Apart from Disney's Sebastian and Tamatoa, crabs are not known for their acoustic abilities. The ghost cancer can change that. The crustaceans that live on the beach can produce noisy claws, not only with their claws, but also with their guts, as new research shows Atlantic coastal beaches of the United States could cause noise by rubbing a series of ridges on their claws, much like crickets do , This "stridulation" is often a reaction to threats – either from a predator or other ghost crab. It is believed that the sounds are both a warning (like the rattle of a rattlesnake) and an indicator of the size and strength of a crab. The scientists set up a series of microphones around ghost crab tanks and provoked the animals with sticks, other crabs or spidery remote-controlled toys. A vibration-sensitive laser in combination with X-ray imaging allowed the team to locate a claw-free sound resulting from a small, comb-like structure that the crabs use to grind food in their foregut (the so-called gastric mill). By rubbing the teeth of the comb over another structure called the middle tooth, the animals can produce a sound resembling claw-stridulation (see below). The frequency (about 2 kilohertz) is audible to many of the common enemies of crabs such as birds and raccoons, as well as to other ghost crabs (and humans).

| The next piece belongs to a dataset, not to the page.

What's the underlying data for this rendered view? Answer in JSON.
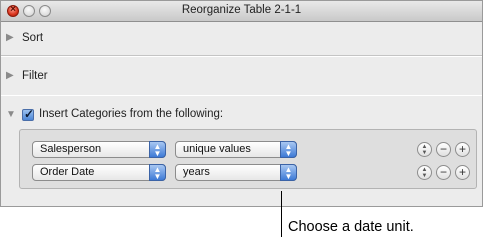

Using the Stomach Mill to communicate frees the claws of the ghost crabs. Fighting and Defense even allow the animals to communicate during the fighting and allow them to spread their size to intimidate rivals. The researchers predict that the crabs may need their claws to make sounds when the threat is farther away. Then switch to the gastrointestinal system when the danger comes.